### Problem description
An exact retyping of every record is required.

[Recorded data]

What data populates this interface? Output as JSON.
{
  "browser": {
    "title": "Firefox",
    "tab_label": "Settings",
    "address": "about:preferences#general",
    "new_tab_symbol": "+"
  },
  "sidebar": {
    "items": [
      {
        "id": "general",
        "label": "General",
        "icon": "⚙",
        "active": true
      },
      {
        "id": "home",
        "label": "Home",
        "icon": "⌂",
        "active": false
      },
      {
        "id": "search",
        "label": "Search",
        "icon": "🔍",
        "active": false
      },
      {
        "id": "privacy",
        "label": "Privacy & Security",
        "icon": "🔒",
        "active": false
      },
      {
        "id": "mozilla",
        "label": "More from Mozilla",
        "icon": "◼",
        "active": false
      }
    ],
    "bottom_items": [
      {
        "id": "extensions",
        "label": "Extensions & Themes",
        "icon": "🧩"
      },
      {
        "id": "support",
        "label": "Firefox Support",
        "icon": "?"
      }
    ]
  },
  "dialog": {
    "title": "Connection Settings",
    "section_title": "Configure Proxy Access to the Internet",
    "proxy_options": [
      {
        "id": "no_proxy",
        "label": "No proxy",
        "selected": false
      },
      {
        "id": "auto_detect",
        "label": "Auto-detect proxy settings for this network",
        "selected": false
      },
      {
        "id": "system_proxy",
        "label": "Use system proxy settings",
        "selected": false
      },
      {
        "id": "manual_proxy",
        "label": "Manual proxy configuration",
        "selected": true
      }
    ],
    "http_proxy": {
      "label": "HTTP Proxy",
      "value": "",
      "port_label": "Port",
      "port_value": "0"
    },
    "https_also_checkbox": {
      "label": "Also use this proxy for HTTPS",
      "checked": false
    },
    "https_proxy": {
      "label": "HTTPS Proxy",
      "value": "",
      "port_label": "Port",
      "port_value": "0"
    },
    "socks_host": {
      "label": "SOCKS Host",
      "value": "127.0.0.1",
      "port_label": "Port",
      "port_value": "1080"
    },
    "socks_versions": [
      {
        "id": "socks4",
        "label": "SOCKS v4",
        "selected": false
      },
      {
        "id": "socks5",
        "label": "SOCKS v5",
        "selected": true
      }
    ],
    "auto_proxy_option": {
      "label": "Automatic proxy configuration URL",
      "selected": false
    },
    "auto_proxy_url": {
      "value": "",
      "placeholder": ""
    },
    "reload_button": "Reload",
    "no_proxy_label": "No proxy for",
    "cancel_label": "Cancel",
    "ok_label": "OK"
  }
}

### Solution for this task
What data populates this interface? Output as JSON.
{
  "browser": {
    "title": "Firefox",
    "tab_label": "Settings",
    "address": "about:preferences#general",
    "new_tab_symbol": "+"
  },
  "sidebar": {
    "items": [
      {
        "id": "general",
        "label": "General",
        "icon": "⚙",
        "active": true
      },
      {
        "id": "home",
        "label": "Home",
        "icon": "⌂",
        "active": false
      },
      {
        "id": "search",
        "label": "Search",
        "icon": "🔍",
        "active": false
      },
      {
        "id": "privacy",
        "label": "Privacy & Security",
        "icon": "🔒",
        "active": false
      },
      {
        "id": "mozilla",
        "label": "More from Mozilla",
        "icon": "◼",
        "active": false
      }
    ],
    "bottom_items": [
      {
        "id": "extensions",
        "label": "Extensions & Themes",
        "icon": "🧩"
      },
      {
        "id": "support",
        "label": "Firefox Support",
        "icon": "?"
      }
    ]
  },
  "dialog": {
    "title": "Connection Settings",
    "section_title": "Configure Proxy Access to the Internet",
    "proxy_options": [
      {
        "id": "no_proxy",
        "label": "No proxy",
        "selected": false
      },
      {
        "id": "auto_detect",
        "label": "Auto-detect proxy settings for this network",
        "selected": false
      },
      {
        "id": "system_proxy",
        "label": "Use system proxy settings",
        "selected": false
      },
      {
        "id": "manual_proxy",
        "label": "Manual proxy configuration",
        "selected": true
      }
    ],
    "http_proxy": {
      "label": "HTTP Proxy",
      "value": "",
      "port_label": "Port",
      "port_value": "0"
    },
    "https_also_checkbox": {
      "label": "Also use this proxy for HTTPS",
      "checked": false
    },
    "https_proxy": {
      "label": "HTTPS Proxy",
      "value": "",
      "port_label": "Port",
      "port_value": "0"
    },
    "socks_host": {
      "label": "SOCKS Host",
      "value": "127.0.0.1",
      "port_label": "Port",
      "port_value": "1080"
    },
    "socks_versions": [
      {
        "id": "socks4",
        "label": "SOCKS v4",
        "selected": false
      },
      {
        "id": "socks5",
        "label": "SOCKS v5",
        "selected": true
      }
    ],
    "auto_proxy_option": {
      "label": "Automatic proxy configuration URL",
      "selected": false
    },
    "auto_proxy_url": {
      "value": "",
      "placeholder": ""
    },
    "reload_button": "Reload",
    "no_proxy_label": "No proxy for",
    "cancel_label": "Cancel",
    "ok_label": "OK"
  }
}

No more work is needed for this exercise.